The L.A. City Council has passed a COVID-19 Supplemental Paid Sick Leave Law that awaits Mayor Garcetti’s signature. Leave must be granted upon request (oral or written) and no documentation is required. Employees may take time off for the following reasons:
- A healthcare provider requires or recommends the employee isolate or self-quarantine.
- The employee is age 65 or older or has a health condition such as heart disease, asthma, lung disease, diabetes, kidney disease or a weakened immune system.
- To care for a family member who is not sick but who public health officials or healthcare providers have required or recommended isolation or self-quarantine.
- To provide care for a family member whose senior care provider or school or childcare provider (for children under age 18) closes in response to a public health or other public official’s recommendation.

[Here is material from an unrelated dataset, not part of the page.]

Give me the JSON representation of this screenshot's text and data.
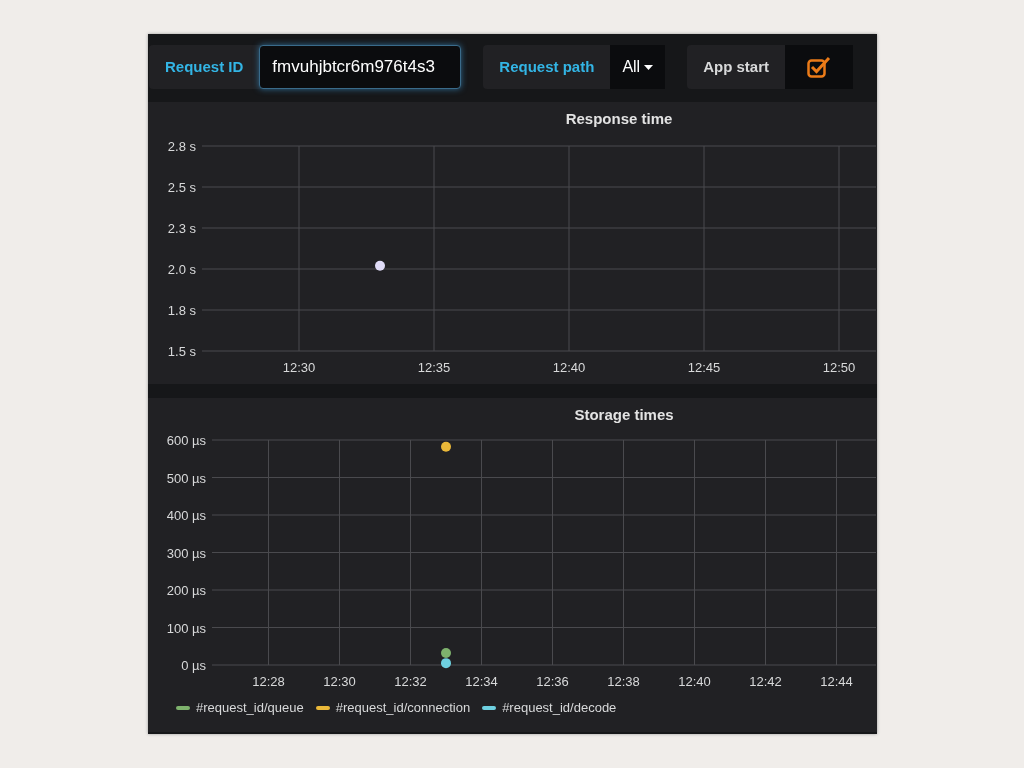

The law covers employers with more than 500 employees nationally and employees who were employed from February 3, 2020 to March 4, 2020. Full-time employees receive 80 hours of supplemental paid sick leave while those who work fewer than 40 hours per week (and are not classified as full-time) will receive supplemental paid sick leave in the amount no greater than the employee’s average two week pay over the period of February 3, 2020 through March 4, 2020. The amount paid is capped at $511 per day and $5,110 in the aggregate.
The employer’s obligation to provide 80 hours of supplemental paid sick leave is reduced for every hour an employer has already provided an employee to take paid leave for any of the reasons mentioned above.
The bill does not address employer responsibilities regarding temporary closures or laid-off employees that have occurred since March 4, 2020. The bill is set to sunset on December 31, 2020.
New Jersey has amended its Temporary Disability Benefits Law (effective March 25, 2020) as follows:
- The definition of serious health condition (SHC) is now more in line with the Family Leave Act (FLA) definition which expands the definition during a governor-declared state of emergency or similar health crisis. In this situation, a SHC includes an illness caused by an epidemic of a communicable disease, a known or suspected exposure to a communicable disease, or efforts to prevent spread of a communicable disease which requires in-home care or treatment of a family member. For purposes of temporary disability benefits, the definition also refers to the employee.
- For family temporary disability leave, the definition of a compensable disability now includes leave to care for family members suffering from accident and sickness (that fall under the expanded SHC definition above).
- The seven-day waiting period for benefit claims for one’s own SHC is waived for conditions described above in the expanded SHC definition.
The Workers’ Compensation Board Chair has adopted, on an emergency basis, an amendment to clarify that employees may take family leave to care for a family member diagnosed with the COVID-19 virus. The amendment is effective for 90 days upon filing March 27, 2020.
San Diego County
The Health Officer of the County of San Diego has ordered (effective March 29, 2020 and continuing until further notice) that all businesses shall suspend any policy or procedure requiring doctor verification for sick or other leave approval. We will continue with our standard process of requesting certification for leaves of absence, but per the Health Officer’s order will not require certification.
EEOC Perspective on the ADA and COVID-19
The Equal Employment Opportunity Commission (EEOC) released a recorded webinar March 27, 2020 in a question and answer format to address questions they have received about the COVID-19 pandemic. This recording supplements previous EEOC publications “What You Should Know About the ADA, the Rehabilitation Act, and COVID-19” and “Pandemic Preparedness In the Workplace and the Americans with Disabilities Act.” They also established a COVID-19 resource page, which can be found here https://www.eeoc.gov/coronavirus/. All of these documents along with the YouTube webinar and its transcript can be viewed on this website.